For low-maintenance travelers who appreciate unspoiled natural beauty, a trip to Placencia is a must.
Located in the Stann Creek district of Belize in Central America, Placencia is a 16-mile long, narrow strip of land. Although it is a peninsula, the Caribbean Sea on the east and lagoon on the west make Placencia feels like an island.
The area is known for its natural beauty: golden sand beaches, lush foliage and a variety of tropical birds and sea life. Visitors can relax on the beach, or partake in a variety of activities such as kayaking, sailing, snorkeling or diving. Divers will see marine life and amazing coral formations clearly because of the pristine water on Placencia’s coast.
There is one main road in Placencia, which was paved in 2010, and little traffic. Many visitors walk, bicycleor drive golf carts to get around. Driving through the area travelers can catch a peek at many red dirt roads leading off the main road, reminiscent of the days before the road was built. At that time all vehicles, shoes, and often clothing, were spotted orange from the rich colorful earth.
At the very southern tip of the peninsula is a charming village on the water. The village is the hub of activity for the peninsula, and is the place to be for shopping and nightlife.
Notably, Placencia holds the Guinness Book of World Records for having the narrowest street in the world, at only three feet wide. Despite its small size, the street is bustling, lined with hotels, restaurants and shops. The shops carry everything from the typical tourist t-shirts to unique local art, textiles and sculptures,wooden Mayan masks and stone calendars. Often you may find artists busy at work, painting, carving or making beaded jewelry under the shade of a tree along the sidewalk.
For lobster lovers the best time to visit is the end of June, when the annual Placencia Lobsterfest takes place. Local restaurants prepare fresh lobster in every imaginable way. Some of the crowd favorites this year were the lobster fajitas, Thai lobster spring rolls and grilled lobster served with garlic butter. The festival also brings out the local talent, and musicians, young and old, perform throughout the day and night. Vendors line up from all over the country selling art, food products and handcrafted goods.
If you come when it’s not Lobsterfest, don’t fear – there is plenty of good food to be had! In addition to many local restaurantswith authentic Belizean cuisine, there is the award-winning Maya Beach Hotel Bistro, which also has an extensive wine list. And surprisingly, some of the best gelato can be found in the village at Tutti Frutti, where fresh local ingredients such as mango and sour sop are highlighted.
Accommodations range from economy to luxury; Francis Ford Coppola’s Turtle Inn being an example of the latter. Many private residences are for rent, often with pools if you need a break from the sandy beach.
Often visitors use Placencia as a home base to explore other parts of the country. Sightseeing tours to the nearby Mayan ruins of Nim Li Punit and Lubaantun are popular, as is a trek to Cockscomb Basin Wildlife Sanctuary, site of the world’s first Jaguar reserve.

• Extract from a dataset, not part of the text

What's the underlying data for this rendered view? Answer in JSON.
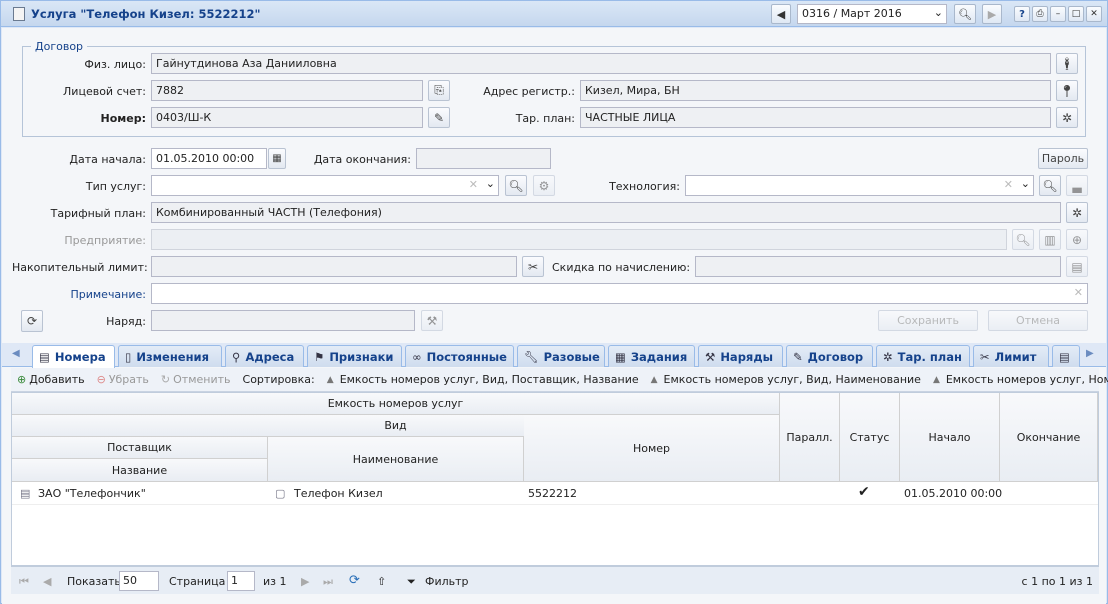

The best way to get to Placencia is a two-hour flight fromMiami to Belize City. From there, the peninsula is a scenic three-hour drive through the mountains and countryside or a short 35-minute flight on a small plane.
A word of advice: if you are high maintenance, this is not the trip for you. You won’t find shopping malls or Starbucks here, but you just may find the adventure you crave.
• Belize is bordered to the north by Mexico, to the south and west by Guatemala, and to the east by the Caribbean Sea.
• Belize is the only country in Central America whose official language is English.
• The Belize dollar is set at the rate of $2 Belize to $1 USD and the U.S. dollar is accepted as currency.
• Belize’s average temperature, year-round, is 84 degrees Fahrenheit.
• Belize has the lowest population density in Central America, with a population of 331,900 (2013 census).